You can use the Options bar across the top to change the options for how tools behave. Change the ratio for the crop tool to 1 x 1. You can also set a PPI (pixels per inch).
If the Crop tool doesn't work for you, use the Rectangle Marquee tool and set it to a 1 X 1 ratio. Then choose Image > Crop.
The picture I have is 2560 x 1920. It has a DPI of 72 and a aspect ratio of 1.333.
The picture needs to be 1440 x 1080 with an aspect ratio of 1.000.
This is a clue. Normally, a picture with an aspect ratio of 1.000 must have the same number of horizontal and vertical pixels, like 1440 x 1440. There might be some confusion here between the image aspect ratio and the pixel aspect ratio. It sounds like the picture might need to be set up for a Premiere Pro timeline using a 1.333 pixel aspect ratio, which is used by some video formats. But by default, Photoshop is going to use a 1.0 pixel aspect ratio.
I'm a little fuzzy on the exact solution to this, but it probably involves properly setting up the View > Pixel Aspect Ratio submenu and the View > Pixel Aspect Ratio Correction command.
- Open your 2560 x 1920 px image. My guess is that if you look in the View menu, View > Pixel Aspect Ratio is set to 1.33, and View > Pixel Aspect Ratio Correction is on.
- Choose View > Pixel Aspect Ratio > Square.
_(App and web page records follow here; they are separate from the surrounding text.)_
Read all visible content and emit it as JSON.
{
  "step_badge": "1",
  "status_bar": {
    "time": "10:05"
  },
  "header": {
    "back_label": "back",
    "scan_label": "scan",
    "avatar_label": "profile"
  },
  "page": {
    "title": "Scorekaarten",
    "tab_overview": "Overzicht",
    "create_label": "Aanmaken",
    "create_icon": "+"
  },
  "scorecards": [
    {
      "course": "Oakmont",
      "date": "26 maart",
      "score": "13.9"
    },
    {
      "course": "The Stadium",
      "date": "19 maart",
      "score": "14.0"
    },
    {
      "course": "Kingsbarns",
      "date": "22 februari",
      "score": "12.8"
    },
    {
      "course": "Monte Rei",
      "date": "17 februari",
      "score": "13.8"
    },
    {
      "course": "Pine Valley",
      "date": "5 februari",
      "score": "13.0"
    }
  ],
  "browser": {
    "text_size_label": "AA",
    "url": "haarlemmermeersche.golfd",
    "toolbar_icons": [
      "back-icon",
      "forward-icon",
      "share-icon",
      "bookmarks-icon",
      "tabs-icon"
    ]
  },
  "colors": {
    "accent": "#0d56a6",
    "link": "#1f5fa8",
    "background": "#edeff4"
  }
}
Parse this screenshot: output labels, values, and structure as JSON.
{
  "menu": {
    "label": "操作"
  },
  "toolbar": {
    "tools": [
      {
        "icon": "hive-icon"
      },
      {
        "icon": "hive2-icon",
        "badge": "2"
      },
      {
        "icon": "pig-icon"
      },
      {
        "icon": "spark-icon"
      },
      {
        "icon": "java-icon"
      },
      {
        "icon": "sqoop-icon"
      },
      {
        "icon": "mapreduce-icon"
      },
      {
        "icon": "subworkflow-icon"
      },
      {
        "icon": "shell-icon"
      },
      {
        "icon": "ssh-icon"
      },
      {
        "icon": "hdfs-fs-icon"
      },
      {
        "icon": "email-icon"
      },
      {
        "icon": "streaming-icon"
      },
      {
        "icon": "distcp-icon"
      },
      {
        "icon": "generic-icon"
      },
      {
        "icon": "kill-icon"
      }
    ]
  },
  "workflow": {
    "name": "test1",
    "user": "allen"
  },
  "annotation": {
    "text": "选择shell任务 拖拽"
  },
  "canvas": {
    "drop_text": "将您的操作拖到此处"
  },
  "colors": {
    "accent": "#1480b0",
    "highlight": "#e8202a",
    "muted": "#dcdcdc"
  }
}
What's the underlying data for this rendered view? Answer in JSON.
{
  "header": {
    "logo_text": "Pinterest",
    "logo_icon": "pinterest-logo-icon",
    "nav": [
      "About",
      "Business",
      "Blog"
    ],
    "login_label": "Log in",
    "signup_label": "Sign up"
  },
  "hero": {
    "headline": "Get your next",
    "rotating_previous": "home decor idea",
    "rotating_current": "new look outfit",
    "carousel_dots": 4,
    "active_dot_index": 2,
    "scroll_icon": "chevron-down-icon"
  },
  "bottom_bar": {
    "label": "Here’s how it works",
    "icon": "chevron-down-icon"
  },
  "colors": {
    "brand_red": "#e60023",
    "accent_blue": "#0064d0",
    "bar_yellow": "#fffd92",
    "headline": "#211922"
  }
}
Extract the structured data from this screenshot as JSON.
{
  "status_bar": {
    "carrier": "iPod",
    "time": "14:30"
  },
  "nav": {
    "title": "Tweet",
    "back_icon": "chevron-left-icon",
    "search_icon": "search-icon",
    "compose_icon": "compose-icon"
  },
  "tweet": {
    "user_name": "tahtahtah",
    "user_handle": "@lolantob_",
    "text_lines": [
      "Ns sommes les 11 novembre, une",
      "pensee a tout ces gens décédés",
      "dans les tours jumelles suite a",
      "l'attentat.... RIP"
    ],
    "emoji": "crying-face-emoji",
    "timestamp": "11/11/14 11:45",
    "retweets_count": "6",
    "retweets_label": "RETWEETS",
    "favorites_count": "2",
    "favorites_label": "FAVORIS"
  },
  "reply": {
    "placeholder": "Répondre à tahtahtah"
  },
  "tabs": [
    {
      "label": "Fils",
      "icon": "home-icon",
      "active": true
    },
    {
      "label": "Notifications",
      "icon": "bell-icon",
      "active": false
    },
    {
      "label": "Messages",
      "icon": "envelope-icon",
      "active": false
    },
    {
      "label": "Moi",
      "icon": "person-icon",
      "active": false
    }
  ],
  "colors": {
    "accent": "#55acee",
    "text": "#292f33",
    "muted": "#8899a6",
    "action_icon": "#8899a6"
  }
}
This sets the Pixel Aspect Ratio to 1:1, and that makes the image look less wide.
- Choose Image > Image Size. It still says 2560 x 1920 px because no pixels were removed or added, only their aspect ratio was changed.
- Change the Width from 2560 to 1440. This should also change the Height to 1080, so now you should be done.
If this really is just a pixel aspect ratio problem, cropping should not be used to solve this unless you actually want to clip out part of the picture. But if you did use the Crop tool, you can crop just one side by dragging a middle handle (not a corner handle), but that only works when the Crop tool is not set to a specific aspect ratio. Because when you tell Photoshop you want to crop to a specific aspect ratio, maintaining that aspect ratio requires that both dimensions be cropped by the same amount. That would not be possible if you cropped just one dimension.
and not by one side at a time like LightRoom
Lightroom works the same as Photoshop, but uses different controls. If the lock icon in the Lightroom crop tool is open, it is not locked to a specific aspect ratio so you can crop height and width independently. But if the lock icon is closed, that locks the aspect ratio and so Lightroom will crop height and width together.
Are you sure you need a picture aspect ratio of 1x1 or are you referring to a pixel aspect ratio of 1:1?
2560x1920 with square pixels has a picture aspect ratio of 1.33 to 1 and a pixel aspect ratio of 1:1
1440x1080 also has picture aspect ratio 1.33:1 and a pixel aspect ratio of 1:1 ( although 1440x1080 video has an aspect ratio of 16:9 by having rectangular (1.33:1) rather than square pixels )
So to go from one to the other is a simple matter of Image Size
If you genuinely need a picture aspect ratio of 1:1 (i.e square) then you need to crop the image and set a pixel aspect ratio of 1:1.333 so that 1440x1080 displays square.
Conrad - you replied correctly whilst I was typing. We are both saying the same thing though
Conrad and all that replied to my question, thank you. I started to experiment around with using the crop tool and the other ideas suggested. I tried the Content Aware Scale as well. It worked some times but was difficult for it to be consistent. The inconsistencies bothered me so I set up a separate timeline for testing. Premier Pro (and maybe PS, but could never find it) displays the size and aspect ratio when the curser is run over the asset. I moved a few of the original files into Premier Pro and found that they had a 1.0 aspect ratio. Then why did the ones that I ran through the image processor come out as 1.333? After much experimenting with different sizes in for the output file, I found that if I used 1440 x 1080 I now had a ratio of 1.333 and if I put in 1439 x 1079, It came out as 1.0. So PS changes the aspect ratio when it sees an output that is 1.333. Also, I did not have this problem if I made the picture square by using 1080 x 1080. You would expect square pixels at that setting. However, I did not like a square picture so I ended up using 1439 x 1079 for all my pictures. They look great. It is worth noting that this problem occurred using some old pictures from 2006 with a Konica Minolta Dimage camera. I have not seen this problem with newer cameras such as my Canon Powershot or my Nikon. In fact, I shoot my pictures on that camera at 6000 x 4000. After they are worked in LightRoom, I run them through the PS image processor set at 1920 x 1080. They come out at a smaller width (I guess 1440, don't remember) with a 1.0 aspect ratio. That is what I was looking for with these pictures. With the same settings that I always use, I just never expect the Konica pictures to come out at 1.333.
Now as I go through this project, I will have to look at which camera the pictures came from.
Again, thanks everyone,